Effective business leaders don't stand still. They continually learn, looking for new and better ways to help their organization get ahead.
Companies typically want the same things their employees want: a stable work environment, a well-defined career path, and the opportunity to make a difference. And while it's normal for some employees to move on to new opportunities or to eventually retire, companies generally plan for this workforce attrition by following an established hiring plan. But what happens when new employees decide to leave soon after they're hired, and long-time employees start to pack their bags, too? This trend may point to a more serious issue: a high employee turnover rate.
Not long ago, employers relied on a list of job skills and previous work history to assess the qualifications of those considered for positions of leadership. An organization's leadership training programs were often reserved for those who showed a degree of natural ability. Today, the criteria for determining effective leadership skills has changed. Many employers are assessing their candidates on their level of emotional intelligence.
In the past, it was acceptable for the manager to give orders to workers without any input. The top executives and managers were in charge, and employees were supposed to blindly follow along. Leadership development in those days was more about learning how to tell people what to do than listening and working with others. These days, leaders must be willing to collaborate with their teams and build trusting relationships in order to accomplish organizational goals. Those with collaborative leadership skills benefit not only themselves, but also their teams and the company that they work for.

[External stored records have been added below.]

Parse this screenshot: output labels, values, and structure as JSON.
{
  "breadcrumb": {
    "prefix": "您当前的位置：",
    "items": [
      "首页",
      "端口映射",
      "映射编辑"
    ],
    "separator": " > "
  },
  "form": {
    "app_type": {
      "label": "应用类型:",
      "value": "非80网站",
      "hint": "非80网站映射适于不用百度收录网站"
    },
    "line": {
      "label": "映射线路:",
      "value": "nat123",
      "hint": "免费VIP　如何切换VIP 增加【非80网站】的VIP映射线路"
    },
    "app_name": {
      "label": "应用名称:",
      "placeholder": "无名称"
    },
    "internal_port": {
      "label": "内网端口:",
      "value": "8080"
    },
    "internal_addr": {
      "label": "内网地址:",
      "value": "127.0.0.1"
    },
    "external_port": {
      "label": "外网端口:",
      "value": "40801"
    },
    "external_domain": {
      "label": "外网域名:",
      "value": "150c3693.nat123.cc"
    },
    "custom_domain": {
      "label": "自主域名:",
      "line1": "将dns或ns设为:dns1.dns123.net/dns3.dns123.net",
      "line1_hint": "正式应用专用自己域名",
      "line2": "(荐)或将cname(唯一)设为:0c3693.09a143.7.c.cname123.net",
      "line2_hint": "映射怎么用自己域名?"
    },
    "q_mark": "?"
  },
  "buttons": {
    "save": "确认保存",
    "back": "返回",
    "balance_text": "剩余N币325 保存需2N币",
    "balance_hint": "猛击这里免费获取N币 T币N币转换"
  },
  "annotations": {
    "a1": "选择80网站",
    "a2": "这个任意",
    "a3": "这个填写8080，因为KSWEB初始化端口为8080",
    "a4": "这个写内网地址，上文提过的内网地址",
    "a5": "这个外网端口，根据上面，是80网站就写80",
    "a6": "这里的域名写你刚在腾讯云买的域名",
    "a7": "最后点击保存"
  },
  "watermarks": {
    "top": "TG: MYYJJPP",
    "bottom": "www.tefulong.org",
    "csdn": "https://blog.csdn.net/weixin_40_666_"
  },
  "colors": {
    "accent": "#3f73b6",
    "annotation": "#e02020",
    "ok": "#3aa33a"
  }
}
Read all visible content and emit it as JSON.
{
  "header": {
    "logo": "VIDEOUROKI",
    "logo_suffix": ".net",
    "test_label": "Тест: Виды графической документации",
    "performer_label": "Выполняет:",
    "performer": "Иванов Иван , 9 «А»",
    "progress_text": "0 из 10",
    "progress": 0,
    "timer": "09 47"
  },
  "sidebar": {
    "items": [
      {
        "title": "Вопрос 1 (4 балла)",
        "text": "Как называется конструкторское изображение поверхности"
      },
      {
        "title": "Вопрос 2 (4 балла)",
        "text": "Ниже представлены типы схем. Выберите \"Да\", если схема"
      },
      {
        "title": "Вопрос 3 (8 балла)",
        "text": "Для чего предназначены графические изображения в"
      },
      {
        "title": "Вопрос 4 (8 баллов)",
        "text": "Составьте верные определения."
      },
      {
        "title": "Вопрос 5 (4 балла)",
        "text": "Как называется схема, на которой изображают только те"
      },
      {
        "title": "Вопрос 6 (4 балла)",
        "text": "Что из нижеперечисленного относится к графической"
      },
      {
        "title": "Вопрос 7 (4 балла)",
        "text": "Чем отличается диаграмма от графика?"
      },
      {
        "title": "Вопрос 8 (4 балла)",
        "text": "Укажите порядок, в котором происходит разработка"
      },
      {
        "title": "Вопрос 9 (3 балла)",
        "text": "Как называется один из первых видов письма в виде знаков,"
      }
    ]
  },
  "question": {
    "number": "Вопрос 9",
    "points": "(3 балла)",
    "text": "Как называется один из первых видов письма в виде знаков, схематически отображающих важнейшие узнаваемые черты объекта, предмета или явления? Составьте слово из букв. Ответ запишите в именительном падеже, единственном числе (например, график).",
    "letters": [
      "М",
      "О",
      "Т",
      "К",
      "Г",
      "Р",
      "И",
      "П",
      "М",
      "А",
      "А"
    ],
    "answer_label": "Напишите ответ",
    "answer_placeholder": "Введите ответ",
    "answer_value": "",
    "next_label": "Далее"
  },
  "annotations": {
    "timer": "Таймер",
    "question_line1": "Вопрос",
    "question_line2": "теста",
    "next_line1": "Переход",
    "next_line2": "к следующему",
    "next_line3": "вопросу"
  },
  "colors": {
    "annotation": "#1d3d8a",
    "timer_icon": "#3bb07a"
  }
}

Company changes are a normal part of doing business. Unfortunately, they can also be very difficult for many of your employees. Employees in the middle of a big organizational shift may experience a number of emotions and other responses, including:
People often use the phrase "natural born leader". It's a flattering phrase, but in most cases, it's simply not true. Great leaders are rarely born with a superhuman ability to effectively influence others. They learn to lead through useful techniques and consistent development of leadership skills. As is true in any occupation, even the best leaders can continue to learn new methods and discover innovative approaches that will help them grow. Keep reading to learn about a few common traits that most great leaders possess.